While the title of this column may be a bit dramatic, the fact is that the activity in the investment sales market is continuing on its downward trend as political headwinds grow and the direction of underlying fundamentals remains opaque.
Policy changes have profoundly impacted the multifamily sector in New York City, which is the largest in terms of number of properties, and the office sector has been impacted by worries about the future of the coworking sector and tax policy. This month marks the four-year anniversary of the onset of the investment sales correction in New York City which so obviously began in October of 2015 when the land market turned, seemingly, overnight. This correction has now matched the length of the longest correction I have witnessed in my 35 years of brokering here which occurred during the Savings & Loan Crisis from 1989 to 1992.
That four-year slide in the volume of sales hit the market very hard and was accompanied by a 58 percent drop in average property values on a price-per-square-foot basis. During the Great Recession, property values dropped by an average of 38 percent, but the volume of sales only dropped over a three-year period from 2007 to 2009 with volume picking back up in 2010. The reduction in values during this correction have been much more benign than we observed in those other corrections, but it may last longer than any of those others. So, we are heading into unchartered territory in terms of the length of the correction. Let’s take a look at the current investment sales market’s performance in the Manhattan submarket from a statistical perspective.
In 3Q19, there was a total of $3.3 billion of sales volume in the Manhattan submarket (defined as south of 96th Street on the east side and south of 110th Street on the west side) in the market for assets trading for $10 million or more. This total was 42 percent below the $5.6 billion of sales in 2Q19. If we annualize the first three quarters of 2019, the volume is on pace for an annual total of $18.7 billion, a 34 percent drop from the $28.4 billion total achieved in 2018 and a significant 67 percent below the market peak of $57.5 billion in 2015. It is important to note that the $3.3 billion of sales in 3Q19 was the lowest quarterly total on record for 36 quarters, going back to the third quarter of 2010.
Based upon the turmoil that the new rent regulations have imposed on the multifamily market, one would think that activity in that sector would be the most adversely effected by the current market conditions.
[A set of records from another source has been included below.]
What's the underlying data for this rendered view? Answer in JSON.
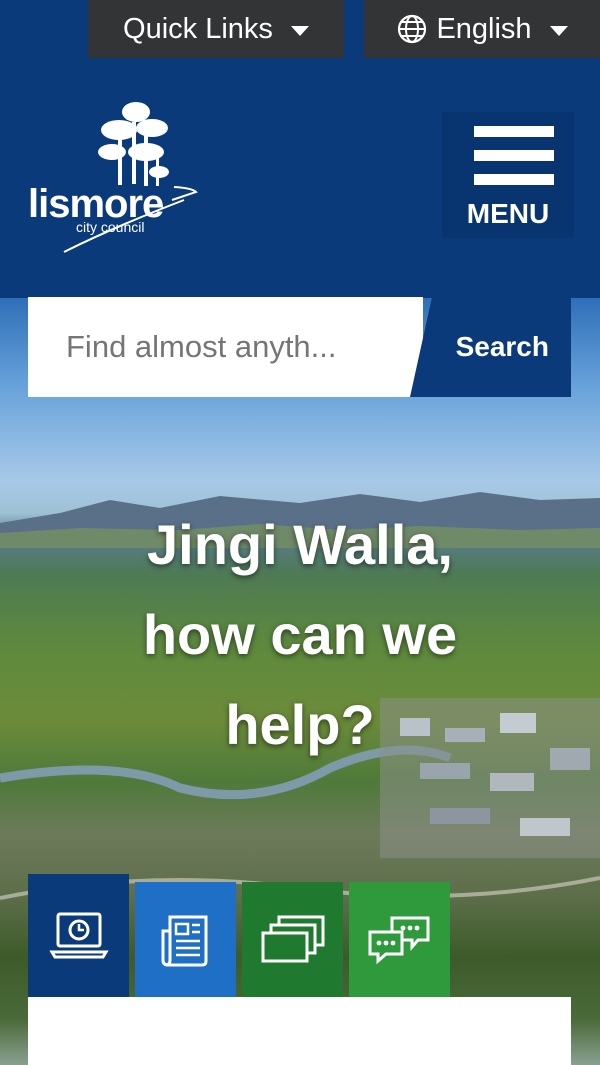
{
  "topbar": {
    "quick_links_label": "Quick Links",
    "language_label": "English"
  },
  "header": {
    "logo_word": "lismore",
    "logo_subtitle": "city council",
    "menu_label": "MENU"
  },
  "search": {
    "placeholder": "Find almost anyth...",
    "button_label": "Search"
  },
  "hero": {
    "headline_line1": "Jingi Walla,",
    "headline_line2": "how can we",
    "headline_line3": "help?"
  },
  "tiles": [
    {
      "icon": "laptop-clock-icon",
      "color": "#0b3a7a"
    },
    {
      "icon": "newspaper-icon",
      "color": "#1f6fc6"
    },
    {
      "icon": "stacked-windows-icon",
      "color": "#1f7a2f"
    },
    {
      "icon": "chat-bubbles-icon",
      "color": "#2e9a3c"
    }
  ],
  "colors": {
    "brand_navy": "#0b3a7a",
    "utility_gray": "#333436"
  }
}
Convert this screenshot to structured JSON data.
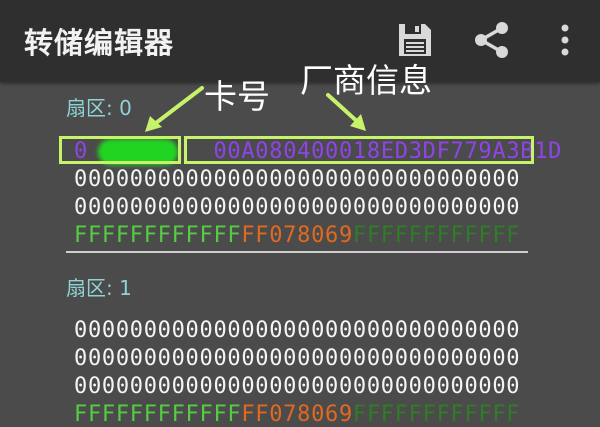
{
  "app": {
    "title": "转储编辑器"
  },
  "toolbar": {
    "save_icon": "save-icon",
    "share_icon": "share-icon",
    "more_icon": "more-vert-icon"
  },
  "annotations": {
    "card_number": "卡号",
    "vendor_info": "厂商信息",
    "color": "#c7f36b"
  },
  "sectors": [
    {
      "label": "扇区: 0",
      "rows": [
        {
          "uid_start": "0",
          "uid_end": "0",
          "vendor": "0A080400018ED3DF779A3B1D"
        },
        "00000000000000000000000000000000",
        "00000000000000000000000000000000",
        {
          "key_a": "FFFFFFFFFFFF",
          "access": "FF078069",
          "key_b": "FFFFFFFFFFFF"
        }
      ]
    },
    {
      "label": "扇区: 1",
      "rows": [
        "00000000000000000000000000000000",
        "00000000000000000000000000000000",
        "00000000000000000000000000000000",
        {
          "key_a": "FFFFFFFFFFFF",
          "access": "FF078069",
          "key_b": "FFFFFFFFFFFF"
        }
      ]
    }
  ],
  "colors": {
    "uid_vendor": "#8f45e6",
    "key_a": "#55cc44",
    "access_bits": "#e06a1f",
    "key_b": "#2f7d26",
    "sector_label": "#8fd3d7",
    "redaction": "#22d422"
  }
}
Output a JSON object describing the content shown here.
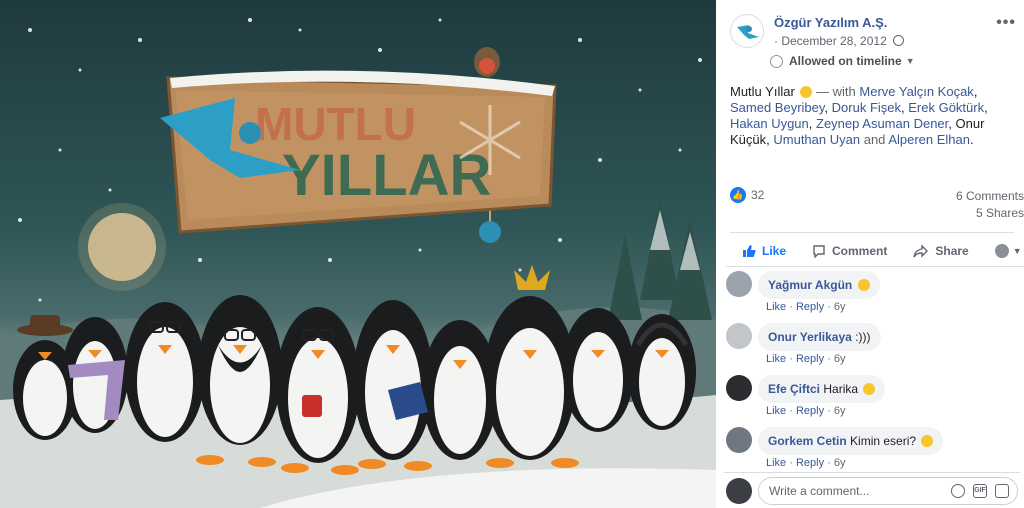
{
  "sign": {
    "line1": "MUTLU",
    "line2": "YILLAR"
  },
  "page": {
    "name": "Özgür Yazılım A.Ş.",
    "date": "December 28, 2012"
  },
  "audience": {
    "label": "Allowed on timeline"
  },
  "post": {
    "text_start": "Mutlu Yıllar",
    "with_label": "— with",
    "tagged": [
      "Merve Yalçın Koçak",
      "Samed Beyribey",
      "Doruk Fişek",
      "Erek Göktürk",
      "Hakan Uygun",
      "Zeynep Asuman Dener",
      "Onur Küçük",
      "Umuthan Uyan",
      "Alperen Elhan"
    ],
    "and_label": "and",
    "end": "."
  },
  "stats": {
    "likes": "32",
    "comments": "6 Comments",
    "shares": "5 Shares"
  },
  "actions": {
    "like": "Like",
    "comment": "Comment",
    "share": "Share"
  },
  "comments": [
    {
      "name": "Yağmur Akgün",
      "text": "",
      "like": "Like",
      "reply": "Reply",
      "time": "6y"
    },
    {
      "name": "Onur Yerlikaya",
      "text": ":)))",
      "like": "Like",
      "reply": "Reply",
      "time": "6y"
    },
    {
      "name": "Efe Çiftci",
      "text": "Harika",
      "like": "Like",
      "reply": "Reply",
      "time": "6y"
    },
    {
      "name": "Gorkem Cetin",
      "text": "Kimin eseri?",
      "like": "Like",
      "reply": "Reply",
      "time": "6y"
    }
  ],
  "composer": {
    "placeholder": "Write a comment...",
    "gif": "GIF"
  },
  "colors": {
    "link": "#385898",
    "like_blue": "#1877f2",
    "sign_wood": "#b98a5a",
    "sign_text": "#3f6b52"
  }
}
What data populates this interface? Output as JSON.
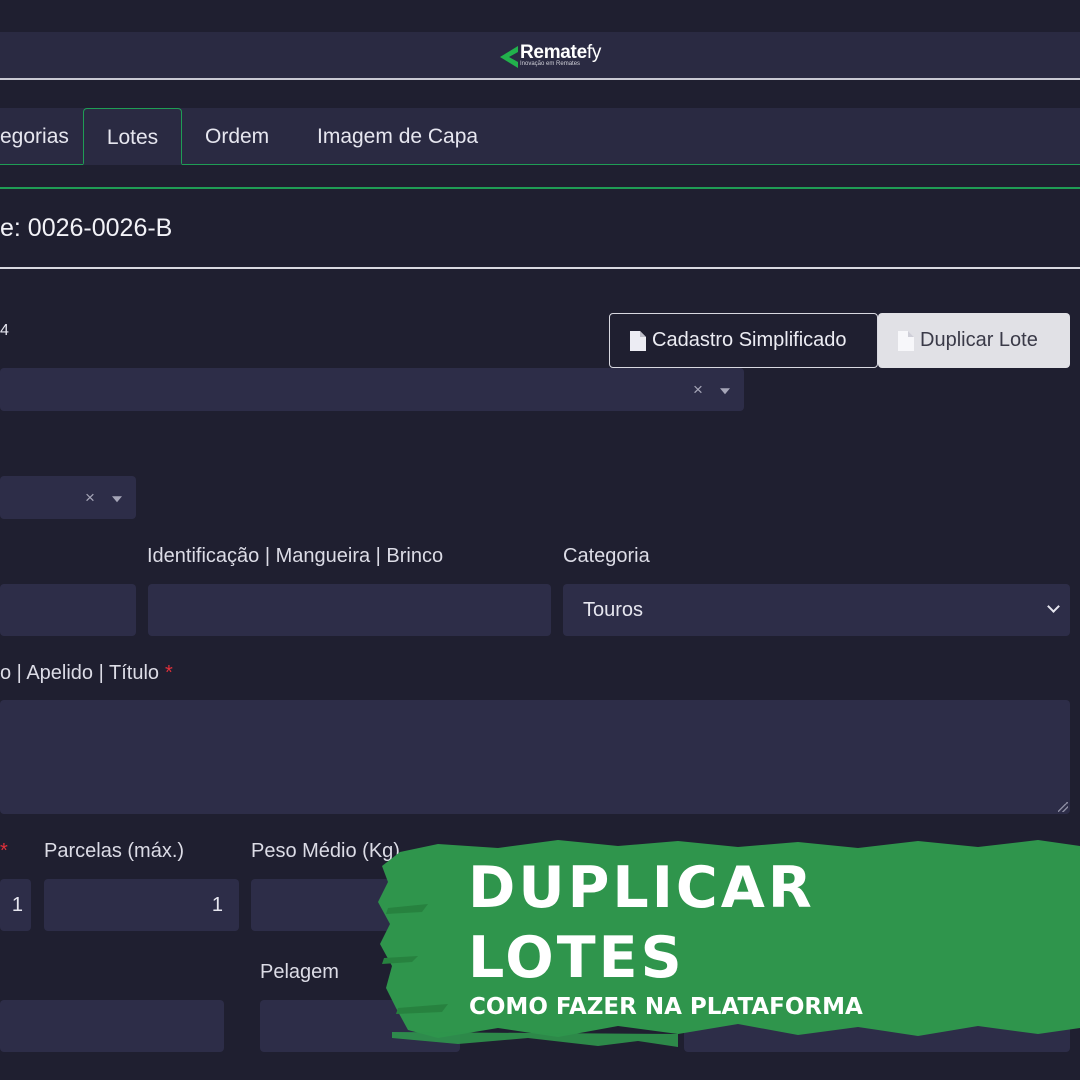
{
  "header": {
    "brand_bold": "Remate",
    "brand_light": "fy",
    "tagline": "Inovação em Remates"
  },
  "tabs": [
    {
      "label": "egorias",
      "active": false
    },
    {
      "label": "Lotes",
      "active": true
    },
    {
      "label": "Ordem",
      "active": false
    },
    {
      "label": "Imagem de Capa",
      "active": false
    }
  ],
  "lote": {
    "title": "e: 0026-0026-B"
  },
  "actions": {
    "simplified_label": "Cadastro Simplificado",
    "duplicate_label": "Duplicar Lote"
  },
  "fields": {
    "identification_label": "Identificação | Mangueira | Brinco",
    "category_label": "Categoria",
    "category_value": "Touros",
    "name_label": "o | Apelido | Título",
    "parcelas_label": "Parcelas (máx.)",
    "parcelas_value": "1",
    "left_value": "1",
    "peso_label": "Peso Médio (Kg)",
    "pelagem_label": "Pelagem",
    "clear_symbol": "×",
    "required_mark": "*"
  },
  "banner": {
    "line1": "DUPLICAR",
    "line2": "LOTES",
    "subtitle": "COMO FAZER NA PLATAFORMA"
  },
  "colors": {
    "background": "#1f1f30",
    "panel": "#2a2a42",
    "input": "#2d2d48",
    "accent_green": "#1f9d55",
    "banner_green": "#2f954c",
    "required": "#e0303a"
  },
  "icons": [
    "logo-arrow-icon",
    "document-icon",
    "clear-icon",
    "caret-down-icon",
    "chevron-down-icon",
    "resize-handle-icon"
  ]
}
However, it was the land sales market that has been most adversely impacted. In 3Q19, there was just $263 million of land transactions in Manhattan. Through the first three quarters of the year, we are on pace for $987 million of land sales, a whopping 82 percent below 2018’s total of $5.45 billion and a massive 89 percent below the peak of $8.58 billion achieved in 2015. The reduction in the sale of retail assets also eclipsed the drop in multifamily assets as there were a total of just $113 million of retail properties sold in Manhattan in 3Q19. Retail property sales are on pace for $709 million which is tracking to be 50 percent below last year’s $1.42 billion total. The reduction in multifamily volume is on pace to be 48 percent below last year’s total. In the last two quarters, total apartment building sales total just over $400 million in each quarter as compared to the $1.1 billion that occurred in 1Q19 and the $1.5 billion that occurred in each of 4Q18 and 3Q18. We expect 4Q19 totals to be even lower in the new world of onerous rent regulation reform.
With regard to number of properties sold, the numbers are slightly worse than the dollar volume numbers. In 3Q19, there were 31 properties sold in Manhattan in excess of $10 million. The 31 trades made for the worst quarterly total in six years. Through the first three quarters, this metric is on pace for 155 sales in 2019 which, if achieved, would be 36 below last year’s total of 242 and 69 percent below the 505 sales which were achieved in 2015. Just as in the dollar volume metric, land sales were hit hardest with just two sites trading in 3Q19 and an annual pace of 17 for the year which would be 65 percent below the 2018 total and 86 percent below 2015’s 124 total. The multifamily sector is on pace for 48 sales this year, a total that would be 41 percent below last year’s 82 sales and 68 percent below the 148 achieved in 2015.
While this news is certainly not uplifting, it is important to note that the market has always been, is, and will always be, cyclical. What goes down will eventually go back up. Here’s to hoping that eventuality occurs sooner than later.